Job Hopping and Career Changes - The New Normal

Millennials are changing jobs at a faster rate than previous generations: According to a study on LinkedIn, Millennials move companies an average of four times before reaching 32. The study uncovered that “Over the last 20 years, the number of companies people worked for in the five years after they graduated has nearly doubled. ¹”
Of course, job hopping extends beyond millennials -- the average worker of all ages changing jobs every three years with an average of five to seven career changes in a lifetime². Workers can no longer expect to start and end their working lives with one employer. It is now more important than ever to build a different skill set for job success.

Why Frequent Job and Career Changes Are the New Normal. The Cost:
There are many theories about why Millennials regularly move to a new occupation and why older generations are now finding it necessary to work in multiple industries and careers during their lifetime. Some estimates have this increased level of mobility costing businesses upwards of $30.5 billion, according to a recent Gallop Poll³.

A few of the most common reasons include the following:

A Search for Work-Life Balance. Job satisfaction has increased in importance over the years and can sometimes replace money as the top consideration when looking for the “perfect” job. Companies have responded by placing pool tables and video gaming devices in break rooms. Trends such as the Tiny House movement, fewer belongings and mobile homes, indicate more people favor freedom and independence over high paying jobs with the accompanying lifestyle. Experiences are replacing the accumulation of things changing the definition of aa good work-life balance.

The Great Recession. The financial collapse of 2008 caused disruption for millions of Millennials who graduated from college and tried to enter the workforce. The result was vast amounts on unemployment and underemployment, combined with high levels of student loans. A high percentage returned home to live with parents with a significant percentage still relying on parental support to make ends meet.

Boredom with Current Job. Underemployment can lead to unfulfilling work which can create a sense of itchiness. Lack of challengeand the repetitive nature of many jobs can lead to boredom. Even higher skill level jobs often have large components that result in redundant work, giving Millennials a bad reputation for having no work ethic.
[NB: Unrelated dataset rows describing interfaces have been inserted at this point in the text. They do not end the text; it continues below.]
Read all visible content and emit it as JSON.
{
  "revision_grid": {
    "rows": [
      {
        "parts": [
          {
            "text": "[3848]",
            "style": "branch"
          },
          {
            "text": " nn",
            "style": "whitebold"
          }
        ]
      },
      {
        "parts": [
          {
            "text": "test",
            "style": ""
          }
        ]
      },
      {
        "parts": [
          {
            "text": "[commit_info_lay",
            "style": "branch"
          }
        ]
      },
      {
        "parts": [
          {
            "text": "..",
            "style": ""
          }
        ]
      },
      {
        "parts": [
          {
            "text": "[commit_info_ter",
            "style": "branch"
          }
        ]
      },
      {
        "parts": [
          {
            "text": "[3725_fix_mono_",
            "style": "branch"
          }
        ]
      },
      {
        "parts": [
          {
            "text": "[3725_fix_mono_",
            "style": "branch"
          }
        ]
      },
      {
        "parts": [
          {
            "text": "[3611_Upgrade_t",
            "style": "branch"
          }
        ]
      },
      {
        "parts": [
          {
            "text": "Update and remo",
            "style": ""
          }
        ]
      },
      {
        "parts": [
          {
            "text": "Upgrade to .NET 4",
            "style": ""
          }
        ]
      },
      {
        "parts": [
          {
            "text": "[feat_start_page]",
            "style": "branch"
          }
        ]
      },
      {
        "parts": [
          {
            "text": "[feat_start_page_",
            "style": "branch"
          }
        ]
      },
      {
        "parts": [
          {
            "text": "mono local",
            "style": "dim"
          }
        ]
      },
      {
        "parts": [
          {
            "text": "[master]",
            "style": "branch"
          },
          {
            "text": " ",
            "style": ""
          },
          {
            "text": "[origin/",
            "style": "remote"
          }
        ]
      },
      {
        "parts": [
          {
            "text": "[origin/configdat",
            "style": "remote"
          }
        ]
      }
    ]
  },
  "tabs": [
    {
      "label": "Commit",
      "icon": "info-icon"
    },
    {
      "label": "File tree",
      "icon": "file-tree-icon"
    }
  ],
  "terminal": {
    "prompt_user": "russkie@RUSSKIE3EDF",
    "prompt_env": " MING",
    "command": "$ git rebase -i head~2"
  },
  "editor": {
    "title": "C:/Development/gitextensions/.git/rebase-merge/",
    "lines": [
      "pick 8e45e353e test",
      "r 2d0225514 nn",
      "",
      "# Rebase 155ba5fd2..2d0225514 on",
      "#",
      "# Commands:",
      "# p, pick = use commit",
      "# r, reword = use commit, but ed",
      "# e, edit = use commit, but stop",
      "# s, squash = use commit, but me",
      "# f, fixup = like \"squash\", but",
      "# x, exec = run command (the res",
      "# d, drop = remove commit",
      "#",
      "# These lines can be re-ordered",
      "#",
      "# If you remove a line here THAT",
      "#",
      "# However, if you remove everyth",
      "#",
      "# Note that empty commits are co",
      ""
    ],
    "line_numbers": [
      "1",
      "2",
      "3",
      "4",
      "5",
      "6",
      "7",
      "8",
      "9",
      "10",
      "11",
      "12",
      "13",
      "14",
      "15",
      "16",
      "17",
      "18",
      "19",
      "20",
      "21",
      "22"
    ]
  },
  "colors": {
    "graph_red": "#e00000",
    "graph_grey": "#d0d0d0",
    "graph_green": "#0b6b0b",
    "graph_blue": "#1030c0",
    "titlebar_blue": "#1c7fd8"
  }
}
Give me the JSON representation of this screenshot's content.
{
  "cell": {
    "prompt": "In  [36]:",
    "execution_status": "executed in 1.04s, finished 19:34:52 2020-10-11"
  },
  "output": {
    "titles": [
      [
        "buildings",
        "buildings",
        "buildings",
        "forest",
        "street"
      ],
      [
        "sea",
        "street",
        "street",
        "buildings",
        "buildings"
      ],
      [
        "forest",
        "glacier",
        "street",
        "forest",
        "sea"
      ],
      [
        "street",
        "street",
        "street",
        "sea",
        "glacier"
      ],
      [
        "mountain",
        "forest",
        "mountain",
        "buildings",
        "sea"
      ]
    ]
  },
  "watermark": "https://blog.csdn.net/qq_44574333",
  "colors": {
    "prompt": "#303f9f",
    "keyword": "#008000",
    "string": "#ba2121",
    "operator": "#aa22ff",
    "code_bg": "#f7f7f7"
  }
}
Work Frustration can come from many sources. Today everything moves faster, and employees are expected to adjust to things happening at lightning speed. However, tre reality that job promotions and income increases come at a slower pace, workers become restless and move on to the next opportunity.

Frustration with management or co-workers also factors into job frustration. Relationships are an important part of the work environment. A bad manager or conflict with co-workers can quickly lead to a search for a new place to work. It is difficult to be happy in a job when surrounded by conflict or difficult situations for over 2000 hours a year.

Disengagement. More than previous generations, Millennials are the least engaged in the workforce. They feel a very little connection, emotionally or behaviorally, with their employer. Nearly 60% are open to new job opportunities and feel little loyalty to the current job. Based on new Gallop Poll research³, A whopping 71% consider themselves disengaged or strongly disengaged with their work environment,. The result is quickly exiting a job when things do not go as planned.

More Money. Staying with an employer typically leads to small annual raises. Switching jobs and even fields can increase that number to 8 or 10% a year, leading to higher income faster. Workers who start out with a higher education and lower wages will make up for lost time quicker my moving up in job responsibility with multiple employers, rather than remaining in the same place for an extended time.

Lack of Alignment with Needs and Values. Job satisfaction means different things at different ages: The needs of someone in their 20’s is not the same as in their 30’s and 40’s. The job and lifestyle need changes with the purchase of a home, starting a family or other significant changes life brings. When work values are not consistent with home values, it creates a desire to find a new job or career that aligns those values more succinctly.

Fight for Independence. The Internet has revolutionized the job market bringing remote workers into the fold and changing the face of business. Now a company can hire staff from India, China or other countries for call centers, email support and many other jobs Americans once held. American workers can work from home, anywhere in the world, with a reliable internet connection. There has been a steady movement towards solo-preneurs working around the world on a contract basis.

The Desire to Move. Current employers are less likely to pay for a move to another city. New employers, on the other hand, frequently pay to move talent to a new location. Workers who want to transfer to another city, state, or country, often find it financially beneficial to change employers as a way to finance the move.

Changes in Job Markets. In-demand job skills today are different than a decade ago. Today, jobs like cyber security, identity theft protection, and personal security have grown into billion dollar industries, as manufacturing and factory labor declines. Keeping up with new technology also means additional and ongoing education along with new career opportunities that were not available a decade ago. Over the course of a 40-year career, this can result in multiple shifts in both jobs and industries.

Both workers and employers must adjust to new business models and find ways to engage with each other differently than the past. Expectations have moved in a different direction which has caused everyone to rethink how they see employment and what that will offer the upcoming generations as far as financial stability and job security.

Changes in the employee/employer relationship have altered the financial picture for everyone. Employers now pay higher costs for recruiting and retention to remain fully staffed. Employees have gained more job mobility, but the price requires them to fund retirement themselves, cover many of their insurance costs, and self-finance periods between jobs.